> "include" it. You can also make references to data stored in an external
> format using the NONSGML and NOTATION keywords. There are mechanisms for
> "public" identifiers (similar to URNs but run by the ISO and probably
> unsuitable for widespread use in the Internet), and "system" identifiers
> supposedly for local files. The "proper" SGML approach forces you to declare
> all such references and to then use local names in subsequent markup. HTML of
> course flouts this by including the URL directly in the elements defining
> hypertext links.

I don't understand how this addresses the problem
of delivering a large hierarchical document in HTML+
chunks.  Are you suggesting that I create a "master"
document that contains entity references to the nested
sections, each of which could be in a separate file? If I
access the master document, would the entities be resolved
and all the content pulled in for viewing? (Do any HTTP
servers do that?) If so, that is the same as pulling across
the whole book.

Also, the external files would not each be parsable SGML,
right? They would be SGML fragments because their parent
section containers would be in the master file.  So they
couldn't be accessed directly.  I'm looking for random
access into pieces of a large document.

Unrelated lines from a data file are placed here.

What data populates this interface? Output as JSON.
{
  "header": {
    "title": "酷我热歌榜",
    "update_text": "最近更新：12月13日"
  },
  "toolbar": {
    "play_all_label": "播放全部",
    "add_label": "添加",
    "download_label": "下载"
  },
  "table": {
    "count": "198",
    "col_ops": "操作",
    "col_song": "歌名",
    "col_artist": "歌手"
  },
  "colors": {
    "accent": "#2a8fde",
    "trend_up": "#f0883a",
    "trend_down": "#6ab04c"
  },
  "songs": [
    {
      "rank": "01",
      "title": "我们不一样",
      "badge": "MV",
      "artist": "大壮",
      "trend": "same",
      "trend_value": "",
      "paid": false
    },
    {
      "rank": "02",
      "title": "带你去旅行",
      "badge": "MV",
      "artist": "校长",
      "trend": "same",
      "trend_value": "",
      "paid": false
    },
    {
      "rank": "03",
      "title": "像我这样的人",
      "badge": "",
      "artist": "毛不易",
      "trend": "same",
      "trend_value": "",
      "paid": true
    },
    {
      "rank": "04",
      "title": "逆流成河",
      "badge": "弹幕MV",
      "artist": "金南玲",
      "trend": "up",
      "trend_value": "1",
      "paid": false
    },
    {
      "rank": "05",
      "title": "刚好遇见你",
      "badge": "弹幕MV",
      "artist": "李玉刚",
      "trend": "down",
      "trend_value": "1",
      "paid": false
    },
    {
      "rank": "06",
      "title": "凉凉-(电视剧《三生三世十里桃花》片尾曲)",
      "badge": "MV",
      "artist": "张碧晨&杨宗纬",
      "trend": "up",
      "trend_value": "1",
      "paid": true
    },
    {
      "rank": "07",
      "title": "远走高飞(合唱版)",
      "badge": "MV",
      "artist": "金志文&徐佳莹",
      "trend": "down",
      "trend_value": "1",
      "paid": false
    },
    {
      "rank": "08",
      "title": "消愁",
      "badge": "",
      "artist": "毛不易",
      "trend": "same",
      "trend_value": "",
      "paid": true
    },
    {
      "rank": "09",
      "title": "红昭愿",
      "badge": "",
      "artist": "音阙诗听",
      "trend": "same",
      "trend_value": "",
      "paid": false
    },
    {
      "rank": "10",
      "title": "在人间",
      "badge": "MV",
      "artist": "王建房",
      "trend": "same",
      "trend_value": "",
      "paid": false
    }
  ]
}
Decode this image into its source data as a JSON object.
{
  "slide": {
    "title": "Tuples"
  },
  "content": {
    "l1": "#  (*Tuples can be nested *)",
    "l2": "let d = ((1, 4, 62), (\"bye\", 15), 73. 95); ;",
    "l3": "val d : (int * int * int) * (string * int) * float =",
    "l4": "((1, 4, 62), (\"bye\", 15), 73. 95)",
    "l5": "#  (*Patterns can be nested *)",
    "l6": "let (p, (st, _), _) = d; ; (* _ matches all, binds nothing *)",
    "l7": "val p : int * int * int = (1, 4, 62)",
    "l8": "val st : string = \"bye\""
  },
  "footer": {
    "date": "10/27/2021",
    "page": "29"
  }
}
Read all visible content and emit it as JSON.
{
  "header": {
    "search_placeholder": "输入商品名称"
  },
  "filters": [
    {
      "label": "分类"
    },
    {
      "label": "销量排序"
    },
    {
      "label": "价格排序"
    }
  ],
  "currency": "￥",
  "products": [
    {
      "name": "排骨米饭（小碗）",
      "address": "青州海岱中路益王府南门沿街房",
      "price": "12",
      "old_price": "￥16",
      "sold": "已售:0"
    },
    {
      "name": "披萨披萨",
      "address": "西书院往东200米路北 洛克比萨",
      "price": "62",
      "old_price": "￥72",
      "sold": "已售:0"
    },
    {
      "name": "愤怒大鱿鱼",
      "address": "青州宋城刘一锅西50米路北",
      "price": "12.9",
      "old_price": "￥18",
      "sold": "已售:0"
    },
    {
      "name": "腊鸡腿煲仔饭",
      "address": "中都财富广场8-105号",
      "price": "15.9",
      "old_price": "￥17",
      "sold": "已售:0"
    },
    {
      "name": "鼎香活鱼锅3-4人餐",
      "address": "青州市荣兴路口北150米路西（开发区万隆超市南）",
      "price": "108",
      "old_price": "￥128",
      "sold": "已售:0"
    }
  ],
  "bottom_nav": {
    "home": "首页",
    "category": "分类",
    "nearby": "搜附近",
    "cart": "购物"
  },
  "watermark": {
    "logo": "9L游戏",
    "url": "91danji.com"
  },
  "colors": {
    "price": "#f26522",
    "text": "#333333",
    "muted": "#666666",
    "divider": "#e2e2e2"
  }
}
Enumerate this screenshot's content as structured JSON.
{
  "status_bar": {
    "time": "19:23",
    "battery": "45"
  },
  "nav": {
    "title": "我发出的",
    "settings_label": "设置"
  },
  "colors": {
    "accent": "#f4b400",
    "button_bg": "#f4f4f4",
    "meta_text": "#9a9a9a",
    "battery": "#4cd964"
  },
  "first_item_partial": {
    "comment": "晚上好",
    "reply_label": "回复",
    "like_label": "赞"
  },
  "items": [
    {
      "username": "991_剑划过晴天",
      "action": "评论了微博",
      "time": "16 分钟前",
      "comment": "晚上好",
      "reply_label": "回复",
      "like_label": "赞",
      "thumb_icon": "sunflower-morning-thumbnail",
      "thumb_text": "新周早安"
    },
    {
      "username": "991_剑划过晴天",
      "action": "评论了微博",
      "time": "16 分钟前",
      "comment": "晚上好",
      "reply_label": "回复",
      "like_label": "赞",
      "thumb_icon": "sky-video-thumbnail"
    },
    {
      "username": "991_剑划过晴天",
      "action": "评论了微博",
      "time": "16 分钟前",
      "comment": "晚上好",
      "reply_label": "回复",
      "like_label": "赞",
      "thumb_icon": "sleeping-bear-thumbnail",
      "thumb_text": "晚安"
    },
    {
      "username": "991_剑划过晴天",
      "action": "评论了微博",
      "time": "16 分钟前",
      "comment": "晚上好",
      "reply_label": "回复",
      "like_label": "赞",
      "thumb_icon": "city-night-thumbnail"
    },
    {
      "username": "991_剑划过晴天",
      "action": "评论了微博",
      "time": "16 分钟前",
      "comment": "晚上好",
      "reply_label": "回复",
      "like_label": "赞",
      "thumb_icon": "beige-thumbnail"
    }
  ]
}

Nesting section containers is great when you are working
with the whole document.  But it seems less desirable
in a modular system like WWW.  SGML doesn't require
nesting section containers, although it is the most
common way of representing hierarchical information.
I'm hoping the hierarchical relationships between sections
can still be encoded in SGML, using a flatter style of
DTD like HTML.